### Work instruction:
Find the lines in the records that carry the word "Descripción". Copy each one.

### Entries taken from a collection:
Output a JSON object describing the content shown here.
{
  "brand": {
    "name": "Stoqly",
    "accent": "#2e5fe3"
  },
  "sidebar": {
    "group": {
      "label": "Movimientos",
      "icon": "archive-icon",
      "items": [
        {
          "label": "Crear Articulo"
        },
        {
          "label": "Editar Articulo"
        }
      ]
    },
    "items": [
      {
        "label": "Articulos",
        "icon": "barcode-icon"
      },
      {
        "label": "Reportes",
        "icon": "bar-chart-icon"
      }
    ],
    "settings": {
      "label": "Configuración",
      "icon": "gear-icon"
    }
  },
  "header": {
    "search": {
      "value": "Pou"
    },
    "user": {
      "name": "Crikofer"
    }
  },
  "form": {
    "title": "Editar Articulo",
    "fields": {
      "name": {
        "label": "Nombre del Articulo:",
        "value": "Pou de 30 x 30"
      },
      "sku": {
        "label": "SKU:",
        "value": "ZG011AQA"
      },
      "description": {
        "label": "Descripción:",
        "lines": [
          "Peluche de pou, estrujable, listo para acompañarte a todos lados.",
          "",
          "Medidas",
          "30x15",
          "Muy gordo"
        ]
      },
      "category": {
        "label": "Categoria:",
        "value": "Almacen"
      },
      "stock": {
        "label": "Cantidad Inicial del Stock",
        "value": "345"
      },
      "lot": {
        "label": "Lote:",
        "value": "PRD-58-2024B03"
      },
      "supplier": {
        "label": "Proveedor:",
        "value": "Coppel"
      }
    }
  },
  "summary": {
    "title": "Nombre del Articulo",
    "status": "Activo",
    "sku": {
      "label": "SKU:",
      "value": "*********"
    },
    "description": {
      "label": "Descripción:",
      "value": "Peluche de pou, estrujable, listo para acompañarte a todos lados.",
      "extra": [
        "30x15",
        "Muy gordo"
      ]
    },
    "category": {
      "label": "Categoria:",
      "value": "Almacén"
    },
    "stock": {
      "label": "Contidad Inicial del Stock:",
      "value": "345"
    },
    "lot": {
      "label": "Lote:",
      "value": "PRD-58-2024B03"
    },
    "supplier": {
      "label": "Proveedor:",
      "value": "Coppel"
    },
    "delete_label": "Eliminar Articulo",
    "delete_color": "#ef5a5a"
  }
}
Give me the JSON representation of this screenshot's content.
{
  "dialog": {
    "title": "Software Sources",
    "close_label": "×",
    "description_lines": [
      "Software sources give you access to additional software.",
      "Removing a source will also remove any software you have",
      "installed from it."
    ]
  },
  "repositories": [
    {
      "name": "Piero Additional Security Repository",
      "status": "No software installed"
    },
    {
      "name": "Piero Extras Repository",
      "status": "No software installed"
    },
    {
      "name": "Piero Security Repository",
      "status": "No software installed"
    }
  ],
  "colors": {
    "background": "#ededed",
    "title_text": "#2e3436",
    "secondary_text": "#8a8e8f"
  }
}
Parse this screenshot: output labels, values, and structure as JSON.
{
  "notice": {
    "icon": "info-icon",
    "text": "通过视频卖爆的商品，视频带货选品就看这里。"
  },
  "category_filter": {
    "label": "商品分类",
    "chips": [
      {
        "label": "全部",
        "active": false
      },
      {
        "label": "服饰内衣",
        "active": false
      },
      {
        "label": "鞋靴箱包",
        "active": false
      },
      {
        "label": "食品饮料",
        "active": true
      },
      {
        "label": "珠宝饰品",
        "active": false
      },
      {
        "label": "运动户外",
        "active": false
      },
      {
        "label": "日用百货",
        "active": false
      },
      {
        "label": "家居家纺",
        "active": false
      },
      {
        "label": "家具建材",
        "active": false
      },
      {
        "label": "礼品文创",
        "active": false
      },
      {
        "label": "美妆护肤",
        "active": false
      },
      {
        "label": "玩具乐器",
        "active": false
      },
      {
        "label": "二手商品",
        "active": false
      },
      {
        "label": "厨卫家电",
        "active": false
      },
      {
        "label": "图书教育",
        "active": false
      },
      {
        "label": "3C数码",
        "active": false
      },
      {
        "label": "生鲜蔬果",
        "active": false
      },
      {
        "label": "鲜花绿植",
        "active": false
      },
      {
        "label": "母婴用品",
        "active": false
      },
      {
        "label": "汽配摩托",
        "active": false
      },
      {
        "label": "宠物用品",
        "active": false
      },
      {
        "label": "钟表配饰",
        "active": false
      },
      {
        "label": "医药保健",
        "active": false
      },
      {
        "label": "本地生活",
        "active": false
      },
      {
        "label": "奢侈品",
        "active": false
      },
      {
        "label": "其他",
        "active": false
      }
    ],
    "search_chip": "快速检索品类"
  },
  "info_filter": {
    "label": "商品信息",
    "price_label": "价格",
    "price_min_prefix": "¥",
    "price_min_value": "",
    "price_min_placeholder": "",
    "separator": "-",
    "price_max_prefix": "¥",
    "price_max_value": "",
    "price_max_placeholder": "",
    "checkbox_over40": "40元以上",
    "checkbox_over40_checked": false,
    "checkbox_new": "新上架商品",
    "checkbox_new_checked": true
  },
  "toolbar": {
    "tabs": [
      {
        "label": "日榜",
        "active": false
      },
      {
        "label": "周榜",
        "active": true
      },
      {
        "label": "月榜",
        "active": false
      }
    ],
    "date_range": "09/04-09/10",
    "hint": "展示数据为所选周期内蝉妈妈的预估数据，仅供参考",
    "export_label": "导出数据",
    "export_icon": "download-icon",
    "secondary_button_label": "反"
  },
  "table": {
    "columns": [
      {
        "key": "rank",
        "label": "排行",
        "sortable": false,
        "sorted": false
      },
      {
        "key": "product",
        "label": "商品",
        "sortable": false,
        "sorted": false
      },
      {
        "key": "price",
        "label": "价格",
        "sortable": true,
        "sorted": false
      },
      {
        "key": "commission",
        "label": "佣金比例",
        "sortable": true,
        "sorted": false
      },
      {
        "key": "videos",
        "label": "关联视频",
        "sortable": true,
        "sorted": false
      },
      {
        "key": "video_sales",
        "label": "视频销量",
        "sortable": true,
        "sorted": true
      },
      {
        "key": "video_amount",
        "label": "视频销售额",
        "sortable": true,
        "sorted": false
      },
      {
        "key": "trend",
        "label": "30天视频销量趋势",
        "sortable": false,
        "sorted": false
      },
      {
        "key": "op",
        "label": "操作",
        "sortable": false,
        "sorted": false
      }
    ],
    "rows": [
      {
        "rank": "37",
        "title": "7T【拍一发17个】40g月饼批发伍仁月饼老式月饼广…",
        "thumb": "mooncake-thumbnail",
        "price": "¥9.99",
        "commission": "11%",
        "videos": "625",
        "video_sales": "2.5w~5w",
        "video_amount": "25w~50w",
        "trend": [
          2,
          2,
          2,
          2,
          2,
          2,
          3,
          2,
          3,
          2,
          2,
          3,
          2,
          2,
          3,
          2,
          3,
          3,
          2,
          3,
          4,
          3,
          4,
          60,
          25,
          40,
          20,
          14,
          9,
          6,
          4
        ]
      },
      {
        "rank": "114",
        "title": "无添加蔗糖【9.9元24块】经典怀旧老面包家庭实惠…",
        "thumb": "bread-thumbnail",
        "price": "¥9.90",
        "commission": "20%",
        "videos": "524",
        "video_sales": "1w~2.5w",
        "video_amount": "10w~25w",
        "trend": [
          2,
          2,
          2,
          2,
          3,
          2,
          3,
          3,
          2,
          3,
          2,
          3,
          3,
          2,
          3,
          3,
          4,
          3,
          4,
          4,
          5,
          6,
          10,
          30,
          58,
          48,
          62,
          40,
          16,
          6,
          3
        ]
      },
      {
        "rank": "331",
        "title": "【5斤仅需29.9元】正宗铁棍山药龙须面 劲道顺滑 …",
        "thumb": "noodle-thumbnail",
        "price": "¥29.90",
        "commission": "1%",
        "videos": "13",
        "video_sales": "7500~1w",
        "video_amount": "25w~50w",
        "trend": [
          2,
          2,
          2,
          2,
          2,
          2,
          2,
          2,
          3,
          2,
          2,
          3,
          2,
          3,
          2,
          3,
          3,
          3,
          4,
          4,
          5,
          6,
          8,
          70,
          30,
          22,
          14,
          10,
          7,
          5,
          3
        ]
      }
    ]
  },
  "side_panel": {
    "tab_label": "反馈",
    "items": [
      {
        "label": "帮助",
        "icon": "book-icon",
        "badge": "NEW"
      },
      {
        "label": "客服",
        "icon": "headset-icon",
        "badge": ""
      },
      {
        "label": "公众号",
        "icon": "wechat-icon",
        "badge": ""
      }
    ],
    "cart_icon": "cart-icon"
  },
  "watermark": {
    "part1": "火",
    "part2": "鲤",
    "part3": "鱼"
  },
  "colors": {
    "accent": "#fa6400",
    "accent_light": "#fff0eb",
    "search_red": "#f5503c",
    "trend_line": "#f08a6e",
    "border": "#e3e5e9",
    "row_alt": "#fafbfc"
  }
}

### Output:
        "label": "Descripción:",
      "label": "Descripción:",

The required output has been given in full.